The building’s future energy performance was predicted through an energy simulation model (ESM) software. Measurement and verification (M&V) was then performed on the building to determine its actual energy performance. Data was collected through the building’s electrical meters, the building automation system (BAS), and other techniques to determine discrepancies. Installed electrical submetering along with ESM results helped identify faults on a subcomponent level. This bottom up approach helped drive a successful retro-commissioning of the building systems reducing energy consumption.

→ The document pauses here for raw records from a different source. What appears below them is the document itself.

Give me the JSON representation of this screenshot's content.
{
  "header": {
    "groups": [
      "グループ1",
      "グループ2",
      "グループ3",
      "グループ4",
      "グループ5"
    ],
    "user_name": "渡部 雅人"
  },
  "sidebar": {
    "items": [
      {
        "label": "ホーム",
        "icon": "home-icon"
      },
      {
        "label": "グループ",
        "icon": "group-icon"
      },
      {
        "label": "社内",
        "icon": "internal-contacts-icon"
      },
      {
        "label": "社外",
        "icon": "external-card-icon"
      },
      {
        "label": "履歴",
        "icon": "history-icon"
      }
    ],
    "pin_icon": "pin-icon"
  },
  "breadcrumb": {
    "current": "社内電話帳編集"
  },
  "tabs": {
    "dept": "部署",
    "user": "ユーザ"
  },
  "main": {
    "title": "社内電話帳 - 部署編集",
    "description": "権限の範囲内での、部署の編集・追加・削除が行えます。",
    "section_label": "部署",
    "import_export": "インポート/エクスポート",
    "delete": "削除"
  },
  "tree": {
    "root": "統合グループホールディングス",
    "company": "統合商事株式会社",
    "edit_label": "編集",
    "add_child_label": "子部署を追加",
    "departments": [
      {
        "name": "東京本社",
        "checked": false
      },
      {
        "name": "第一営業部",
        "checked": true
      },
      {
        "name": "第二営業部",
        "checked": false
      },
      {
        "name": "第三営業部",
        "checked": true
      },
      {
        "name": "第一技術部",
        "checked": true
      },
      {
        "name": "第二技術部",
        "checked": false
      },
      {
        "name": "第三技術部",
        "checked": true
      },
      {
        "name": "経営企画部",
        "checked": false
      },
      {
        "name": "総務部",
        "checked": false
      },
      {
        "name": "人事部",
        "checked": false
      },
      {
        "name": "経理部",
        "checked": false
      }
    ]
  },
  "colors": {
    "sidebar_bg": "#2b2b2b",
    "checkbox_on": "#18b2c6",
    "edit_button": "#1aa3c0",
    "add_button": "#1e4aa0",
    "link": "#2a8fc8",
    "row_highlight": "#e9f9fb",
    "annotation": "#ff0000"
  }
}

This thesis will detail a methodology for retro-commissioning of underperforming new-construction buildings. Optimization of the building’s systems will be facilitated through utilization of the M&V and ESM data. Discussed will be techniques and strategies to benchmark the building’s systems, providing utility from the retro-commissioning and M&V results, to determine the value of the ESM. Last will be to discuss and demonstrate the future benefits of utilizing this real-time data to help building operators reduce, manage, and sustain their energy consumption profiles.
Dragoljub B Kosanovic
Jason J Burbank
Marmaras, Justin M., "Measurement and Verification - Retro-Commissioning of a LEED Gold Rated Building Through Means of an Energy Model: Are Aggressive Energy Simulation Models Reliable?" (2014). Masters Theses. 31.